▸ **WORK REQUEST**: How many lines in the records below contain the string "smartlight"? Answer with the number alone.

══════

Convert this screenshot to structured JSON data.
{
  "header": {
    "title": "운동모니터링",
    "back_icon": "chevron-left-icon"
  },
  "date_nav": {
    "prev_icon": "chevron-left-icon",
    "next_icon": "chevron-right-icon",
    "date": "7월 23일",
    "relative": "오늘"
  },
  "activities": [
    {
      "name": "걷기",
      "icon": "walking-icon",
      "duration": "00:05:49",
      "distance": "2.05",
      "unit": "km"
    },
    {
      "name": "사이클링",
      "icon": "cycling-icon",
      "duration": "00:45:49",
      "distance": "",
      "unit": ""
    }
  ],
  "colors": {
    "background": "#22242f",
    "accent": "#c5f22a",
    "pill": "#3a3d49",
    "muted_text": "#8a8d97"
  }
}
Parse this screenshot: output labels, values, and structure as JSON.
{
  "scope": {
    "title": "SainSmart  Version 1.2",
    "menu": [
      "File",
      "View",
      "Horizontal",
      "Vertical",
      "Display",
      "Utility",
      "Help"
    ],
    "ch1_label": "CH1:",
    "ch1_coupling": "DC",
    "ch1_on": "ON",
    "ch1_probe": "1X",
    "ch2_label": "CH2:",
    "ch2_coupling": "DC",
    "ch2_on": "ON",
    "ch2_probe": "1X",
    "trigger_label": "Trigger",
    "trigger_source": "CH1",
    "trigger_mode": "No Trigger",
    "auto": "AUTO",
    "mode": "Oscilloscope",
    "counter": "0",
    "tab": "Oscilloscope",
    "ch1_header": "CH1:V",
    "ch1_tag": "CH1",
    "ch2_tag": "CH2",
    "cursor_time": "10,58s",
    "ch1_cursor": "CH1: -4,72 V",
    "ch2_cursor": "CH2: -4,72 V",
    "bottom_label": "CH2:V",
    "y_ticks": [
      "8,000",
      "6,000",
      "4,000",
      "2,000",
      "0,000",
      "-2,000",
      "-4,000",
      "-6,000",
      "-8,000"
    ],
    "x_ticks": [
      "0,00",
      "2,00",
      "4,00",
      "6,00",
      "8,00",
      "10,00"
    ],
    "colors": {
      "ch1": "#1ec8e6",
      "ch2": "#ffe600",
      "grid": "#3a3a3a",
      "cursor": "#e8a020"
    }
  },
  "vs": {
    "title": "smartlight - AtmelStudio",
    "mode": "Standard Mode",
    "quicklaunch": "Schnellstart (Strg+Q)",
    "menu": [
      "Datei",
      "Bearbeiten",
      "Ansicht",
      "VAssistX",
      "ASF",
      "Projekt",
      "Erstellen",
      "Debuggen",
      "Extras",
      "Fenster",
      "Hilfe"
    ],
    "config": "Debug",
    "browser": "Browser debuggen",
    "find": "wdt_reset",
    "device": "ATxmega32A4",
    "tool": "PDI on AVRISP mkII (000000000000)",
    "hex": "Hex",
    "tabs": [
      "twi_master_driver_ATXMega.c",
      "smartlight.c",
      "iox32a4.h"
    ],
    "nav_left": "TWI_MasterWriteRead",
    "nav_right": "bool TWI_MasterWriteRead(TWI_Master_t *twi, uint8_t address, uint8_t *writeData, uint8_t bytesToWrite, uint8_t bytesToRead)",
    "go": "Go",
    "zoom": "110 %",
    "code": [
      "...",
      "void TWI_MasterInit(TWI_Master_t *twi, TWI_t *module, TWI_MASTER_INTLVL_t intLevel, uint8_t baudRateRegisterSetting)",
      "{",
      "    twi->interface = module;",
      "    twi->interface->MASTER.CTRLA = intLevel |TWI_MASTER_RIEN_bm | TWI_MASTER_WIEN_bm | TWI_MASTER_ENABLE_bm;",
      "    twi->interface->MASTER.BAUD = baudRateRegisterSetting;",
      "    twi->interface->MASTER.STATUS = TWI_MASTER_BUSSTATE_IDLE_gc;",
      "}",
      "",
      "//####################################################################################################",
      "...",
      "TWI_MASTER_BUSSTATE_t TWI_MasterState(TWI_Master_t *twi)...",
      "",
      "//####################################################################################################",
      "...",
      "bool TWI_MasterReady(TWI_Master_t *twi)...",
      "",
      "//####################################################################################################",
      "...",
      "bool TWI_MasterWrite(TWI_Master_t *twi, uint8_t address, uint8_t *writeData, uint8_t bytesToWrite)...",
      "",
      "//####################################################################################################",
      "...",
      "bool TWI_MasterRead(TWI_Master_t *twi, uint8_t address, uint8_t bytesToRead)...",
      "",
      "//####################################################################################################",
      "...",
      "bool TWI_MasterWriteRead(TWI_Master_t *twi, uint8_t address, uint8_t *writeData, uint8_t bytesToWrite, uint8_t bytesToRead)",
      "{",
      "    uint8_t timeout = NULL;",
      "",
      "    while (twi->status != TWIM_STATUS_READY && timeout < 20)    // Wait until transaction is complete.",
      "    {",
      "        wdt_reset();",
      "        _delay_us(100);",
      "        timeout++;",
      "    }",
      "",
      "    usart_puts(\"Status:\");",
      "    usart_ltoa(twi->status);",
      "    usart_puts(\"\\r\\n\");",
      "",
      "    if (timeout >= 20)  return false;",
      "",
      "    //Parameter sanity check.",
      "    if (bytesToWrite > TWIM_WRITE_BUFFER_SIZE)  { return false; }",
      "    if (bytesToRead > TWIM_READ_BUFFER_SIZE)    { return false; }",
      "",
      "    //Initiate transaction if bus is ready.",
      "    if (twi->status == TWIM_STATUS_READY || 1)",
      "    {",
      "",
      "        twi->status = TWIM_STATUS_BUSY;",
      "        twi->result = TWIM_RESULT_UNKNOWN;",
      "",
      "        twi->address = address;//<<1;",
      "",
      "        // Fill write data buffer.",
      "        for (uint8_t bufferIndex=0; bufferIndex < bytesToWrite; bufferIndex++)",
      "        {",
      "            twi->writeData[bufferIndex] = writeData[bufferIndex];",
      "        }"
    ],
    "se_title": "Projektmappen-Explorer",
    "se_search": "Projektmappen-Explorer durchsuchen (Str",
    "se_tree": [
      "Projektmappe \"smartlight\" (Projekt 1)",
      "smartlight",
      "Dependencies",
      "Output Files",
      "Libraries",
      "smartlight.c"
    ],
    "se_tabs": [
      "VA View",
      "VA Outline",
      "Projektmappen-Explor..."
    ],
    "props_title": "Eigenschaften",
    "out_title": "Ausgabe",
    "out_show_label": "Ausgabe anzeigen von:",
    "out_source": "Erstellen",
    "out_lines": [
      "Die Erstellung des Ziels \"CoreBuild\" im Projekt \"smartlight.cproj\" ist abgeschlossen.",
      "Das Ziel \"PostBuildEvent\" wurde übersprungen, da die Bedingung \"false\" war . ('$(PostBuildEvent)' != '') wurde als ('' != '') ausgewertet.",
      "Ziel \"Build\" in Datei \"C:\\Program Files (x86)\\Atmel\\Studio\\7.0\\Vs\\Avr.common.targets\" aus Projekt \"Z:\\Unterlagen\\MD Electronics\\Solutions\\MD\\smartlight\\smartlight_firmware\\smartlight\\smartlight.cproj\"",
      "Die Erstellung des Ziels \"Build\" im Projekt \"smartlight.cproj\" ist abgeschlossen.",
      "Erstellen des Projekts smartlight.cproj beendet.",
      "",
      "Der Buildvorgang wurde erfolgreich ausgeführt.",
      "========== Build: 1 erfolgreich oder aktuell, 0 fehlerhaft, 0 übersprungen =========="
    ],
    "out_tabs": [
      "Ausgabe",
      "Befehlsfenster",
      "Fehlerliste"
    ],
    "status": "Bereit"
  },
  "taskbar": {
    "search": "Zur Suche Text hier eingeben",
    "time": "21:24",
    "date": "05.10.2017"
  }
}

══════

▸ **OUTPUT**: 9